Outside actors have essentially forced Israel's hand. President Obama called for a settlement freeze extension in his speech at the UN this week. Palestinian President Abbas has said that he will walk out of talks unless the freeze is extended. There can be little doubt on the positions of the two leaders, nor who will be blamed if a refusal to extend the freeze causes talks to fail.
Netanyahu's options are limited. On the one hand, if he extends the freeze he will face opposition at home. On the other hand, if he ends the freeze, he will face consequences from the United States and international community, and will take a legacy of failing to secure peace because of what the Israeli right seems to agree is a largely trivial issue.
Given the circumstances, Netanyahu can:
1) Stall for time. He can talk about the freeze as a matter of ongoing negotiation. Building has occurred in settlements during the freeze, and activists plan to build regardless of the policy of the Israeli state. Netanyahu proved he can win the "long game" by fending off President Obama last year. He could conceivably do it again.
2) End the freeze. This would appease the right and secure Netanyahu's base for a little while longer. It would demonstrate that Israel will not pay any price for peace. However, it would entail handing the United States a crisis, something Netanyahu has no interest in doing. It would also serve to appease the far right only for a short period of time. Even just participation in the talks has made the far right suspicious. While Netanyahu could stand on principle, it is unlikely he will all-out end the freeze.
3) Extend the freeze. This would put the US and the international community at ease and would shift the burden of concession much more to the Palestinians. Israel can always cancel the freeze so its not a permanent concession. While it may cause a vote of no confidence from within his coalition, Netanyahu has already taken that risk by entering peace talks in the first place. And he would likely survive new elections or an attempt to align with Kadima. The negotiations would stay on track and Netanyahu would reap the benefits in US-mediated negotiations for taking a decisive stance for peace.
However, from Netanyahu's perspective, what he should actually do is:
4) Announce an extension of the freeze while permitting some building. It will be enough building to keep the settlers at bay but not so much that the US will be forced to call Israel out on it. It's also the option closest to the status quo, as some building has continued despite the announced freeze.
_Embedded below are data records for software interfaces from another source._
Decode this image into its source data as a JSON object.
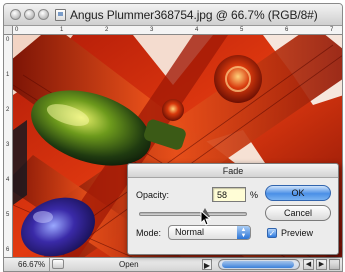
{
  "window": {
    "title": "Angus Plummer368754.jpg @ 66.7% (RGB/8#)",
    "zoom": "66.67%",
    "status_label": "Open",
    "status_arrow": "▶"
  },
  "rulers": {
    "top_numbers": [
      "0",
      "1",
      "2",
      "3",
      "4",
      "5",
      "6",
      "7"
    ],
    "left_numbers": [
      "0",
      "1",
      "2",
      "3",
      "4",
      "5",
      "6"
    ]
  },
  "dialog": {
    "title": "Fade",
    "opacity_label": "Opacity:",
    "opacity_value": "58",
    "opacity_unit": "%",
    "mode_label": "Mode:",
    "mode_value": "Normal",
    "ok_label": "OK",
    "cancel_label": "Cancel",
    "preview_label": "Preview",
    "preview_checked": true,
    "slider_value_percent": 58
  },
  "icons": [
    "close-icon",
    "minimize-icon",
    "zoom-icon",
    "document-proxy-icon",
    "chevron-updown-icon",
    "checkmark-icon",
    "pointer-cursor-icon"
  ]
}
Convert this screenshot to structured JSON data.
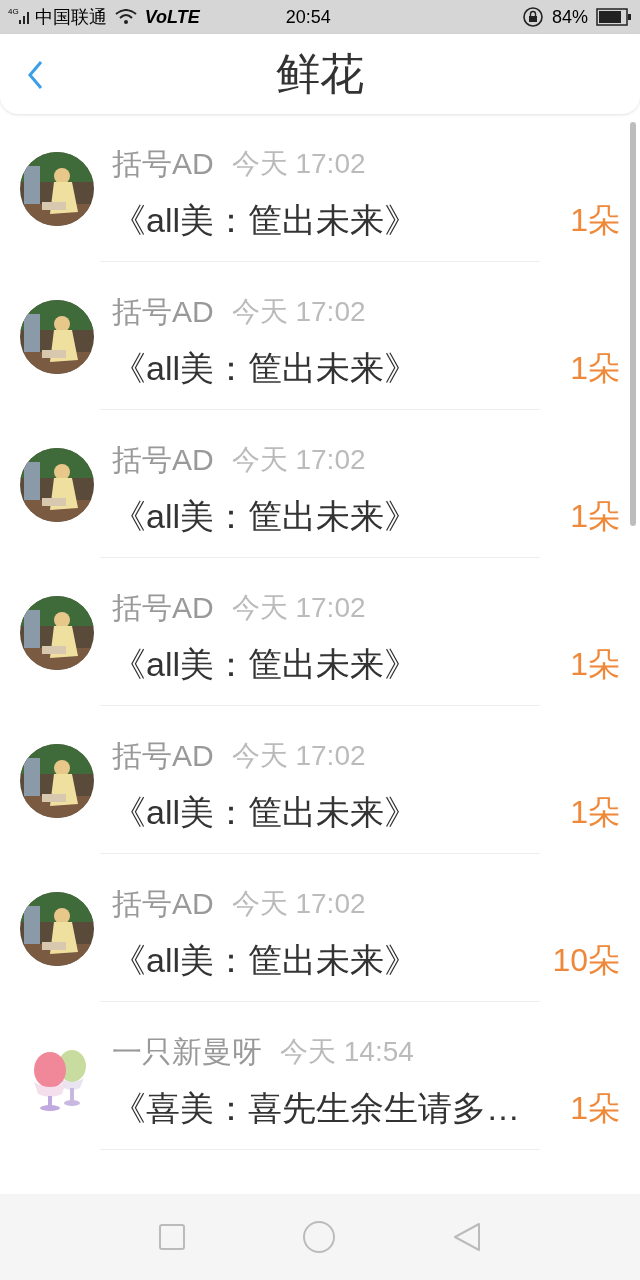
{
  "status_bar": {
    "network": "4G",
    "carrier": "中国联通",
    "volte": "VoLTE",
    "time": "20:54",
    "battery": "84%"
  },
  "header": {
    "title": "鲜花"
  },
  "rows": [
    {
      "name": "括号AD",
      "time": "今天 17:02",
      "title": "《all美：筐出未来》",
      "count": "1朵"
    },
    {
      "name": "括号AD",
      "time": "今天 17:02",
      "title": "《all美：筐出未来》",
      "count": "1朵"
    },
    {
      "name": "括号AD",
      "time": "今天 17:02",
      "title": "《all美：筐出未来》",
      "count": "1朵"
    },
    {
      "name": "括号AD",
      "time": "今天 17:02",
      "title": "《all美：筐出未来》",
      "count": "1朵"
    },
    {
      "name": "括号AD",
      "time": "今天 17:02",
      "title": "《all美：筐出未来》",
      "count": "1朵"
    },
    {
      "name": "括号AD",
      "time": "今天 17:02",
      "title": "《all美：筐出未来》",
      "count": "10朵"
    },
    {
      "name": "一只新曼呀",
      "time": "今天 14:54",
      "title": "《喜美：喜先生余生请多…",
      "count": "1朵"
    }
  ]
}
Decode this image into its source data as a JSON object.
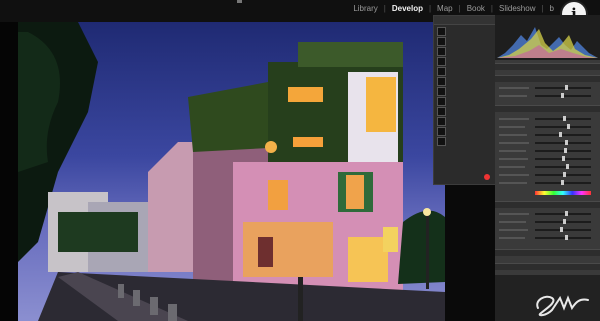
{
  "app": {
    "modules": [
      "Library",
      "Develop",
      "Map",
      "Book",
      "Slideshow",
      "b"
    ],
    "active_module": "Develop",
    "info_button": "i"
  },
  "snapshots": [
    "",
    "",
    "",
    "",
    "",
    "",
    "",
    "",
    "",
    "",
    "",
    ""
  ],
  "colors": {
    "accent": "#f2f2f2",
    "panel_bg": "#3a3a3a",
    "dark_bg": "#0a0a0a",
    "record": "#e33333"
  },
  "icons": [
    "info-icon",
    "histogram-icon",
    "signature-logo"
  ]
}
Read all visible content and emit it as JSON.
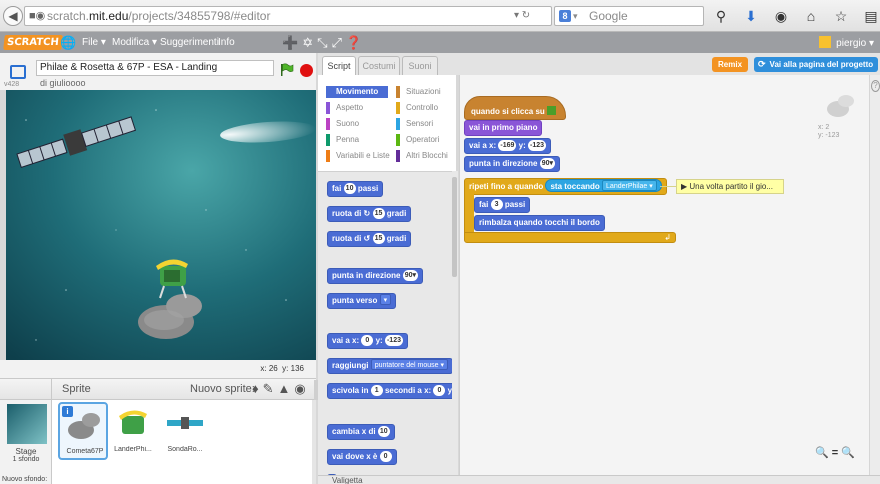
{
  "browser": {
    "url_prefix": "scratch.",
    "url_host": "mit.edu",
    "url_path": "/projects/34855798/#editor",
    "search_placeholder": "Google",
    "search_engine_badge": "8"
  },
  "menubar": {
    "logo": "SCRATCH",
    "items": [
      "File ▾",
      "Modifica ▾",
      "Suggerimenti",
      "Info"
    ],
    "user": "piergio ▾"
  },
  "stage_header": {
    "project_title": "Philae & Rosetta & 67P - ESA - Landing",
    "author": "di giulioooo",
    "version": "v428"
  },
  "stage": {
    "mouse_x_label": "x:",
    "mouse_x": "26",
    "mouse_y_label": "y:",
    "mouse_y": "136"
  },
  "sprites": {
    "title": "Sprite",
    "new_sprite_label": "Nuovo sprite:",
    "stage_label": "Stage",
    "stage_backdrops": "1 sfondo",
    "new_backdrop_label": "Nuovo sfondo:",
    "items": [
      {
        "name": "Cometa67P",
        "selected": true
      },
      {
        "name": "LanderPhi...",
        "selected": false
      },
      {
        "name": "SondaRo...",
        "selected": false
      }
    ]
  },
  "tabs": [
    "Script",
    "Costumi",
    "Suoni"
  ],
  "buttons": {
    "remix": "Remix",
    "project_page": "Vai alla pagina del progetto"
  },
  "categories": [
    {
      "label": "Movimento",
      "color": "#4a6cd4",
      "active": true
    },
    {
      "label": "Situazioni",
      "color": "#c88330",
      "active": false
    },
    {
      "label": "Aspetto",
      "color": "#8a55d7",
      "active": false
    },
    {
      "label": "Controllo",
      "color": "#e1a91a",
      "active": false
    },
    {
      "label": "Suono",
      "color": "#bb42c3",
      "active": false
    },
    {
      "label": "Sensori",
      "color": "#2ca5e2",
      "active": false
    },
    {
      "label": "Penna",
      "color": "#0e9a6c",
      "active": false
    },
    {
      "label": "Operatori",
      "color": "#5cb712",
      "active": false
    },
    {
      "label": "Variabili e Liste",
      "color": "#ee7d16",
      "active": false
    },
    {
      "label": "Altri Blocchi",
      "color": "#632d99",
      "active": false
    }
  ],
  "palette": {
    "move": {
      "pre": "fai",
      "n": "10",
      "post": "passi"
    },
    "turn_right": {
      "pre": "ruota di ↻",
      "n": "15",
      "post": "gradi"
    },
    "turn_left": {
      "pre": "ruota di ↺",
      "n": "15",
      "post": "gradi"
    },
    "point_dir": {
      "pre": "punta in direzione",
      "n": "90▾"
    },
    "point_to": {
      "pre": "punta verso",
      "drop": "▾"
    },
    "goto_xy": {
      "pre": "vai a x:",
      "x": "0",
      "mid": "y:",
      "y": "-123"
    },
    "goto": {
      "pre": "raggiungi",
      "drop": "puntatore del mouse ▾"
    },
    "glide": {
      "pre": "scivola in",
      "n": "1",
      "mid": "secondi a x:",
      "x": "0",
      "post": "y:"
    },
    "change_x": {
      "pre": "cambia x di",
      "n": "10"
    },
    "set_x": {
      "pre": "vai dove x è",
      "n": "0"
    }
  },
  "script": {
    "when_flag": "quando si clicca su",
    "front": "vai in primo piano",
    "goto_pre": "vai a x:",
    "goto_x": "-169",
    "goto_mid": "y:",
    "goto_y": "-123",
    "dir_pre": "punta in direzione",
    "dir_n": "90▾",
    "repeat_pre": "ripeti fino a quando",
    "touching_pre": "sta toccando",
    "touching_target": "LanderPhilae ▾",
    "move_pre": "fai",
    "move_n": "3",
    "move_post": "passi",
    "bounce": "rimbalza quando tocchi il bordo",
    "loop_arrow": "↲",
    "comment": "▶ Una volta partito il gio..."
  },
  "sprite_info": {
    "x_label": "x:",
    "x": "2",
    "y_label": "y:",
    "y": "-123"
  },
  "zoom": {
    "out": "🔍",
    "reset": "=",
    "in": "🔍"
  },
  "backpack": "Valigetta"
}
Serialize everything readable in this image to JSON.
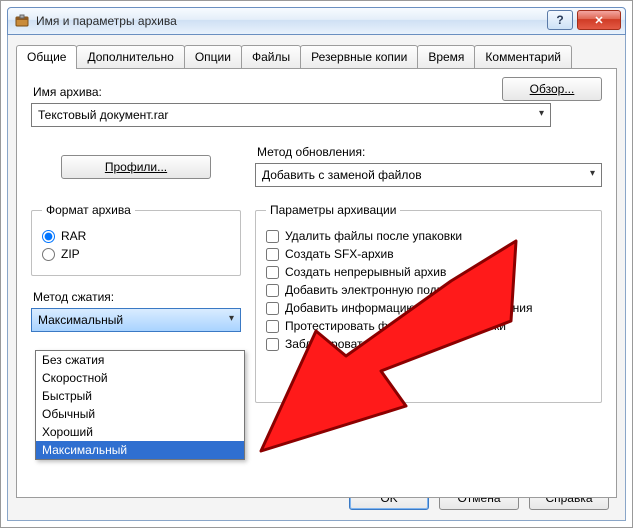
{
  "window": {
    "title": "Имя и параметры архива",
    "help_symbol": "?",
    "close_symbol": "✕"
  },
  "tabs": {
    "general": "Общие",
    "advanced": "Дополнительно",
    "options": "Опции",
    "files": "Файлы",
    "backup": "Резервные копии",
    "time": "Время",
    "comment": "Комментарий"
  },
  "archive_name": {
    "label": "Имя архива:",
    "value": "Текстовый документ.rar",
    "browse": "Обзор..."
  },
  "profiles_btn": "Профили...",
  "update_method": {
    "label": "Метод обновления:",
    "value": "Добавить с заменой файлов"
  },
  "format": {
    "legend": "Формат архива",
    "rar": "RAR",
    "zip": "ZIP"
  },
  "compression": {
    "label": "Метод сжатия:",
    "value": "Максимальный",
    "options": [
      "Без сжатия",
      "Скоростной",
      "Быстрый",
      "Обычный",
      "Хороший",
      "Максимальный"
    ]
  },
  "params": {
    "legend": "Параметры архивации",
    "delete_after": "Удалить файлы после упаковки",
    "sfx": "Создать SFX-архив",
    "solid": "Создать непрерывный архив",
    "sign": "Добавить электронную подпись",
    "recovery": "Добавить информацию для восстановления",
    "test": "Протестировать файлы после упаковки",
    "lock": "Заблокировать архив"
  },
  "buttons": {
    "ok": "OK",
    "cancel": "Отмена",
    "help": "Справка"
  }
}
Netanyahu will need to stall a little on announcing this so as not to look like he is conceding to Palestinian demands. Yet the "half and half" option is the best way for Netanyahu to balance between all the constraints being placed on him.
We'll see what happens tomorrow. Netanyahu is a smart politician, and is likely to make a decision which serves his interests. But the only thing truly reliable in Middle East politics is that there will always be surprises.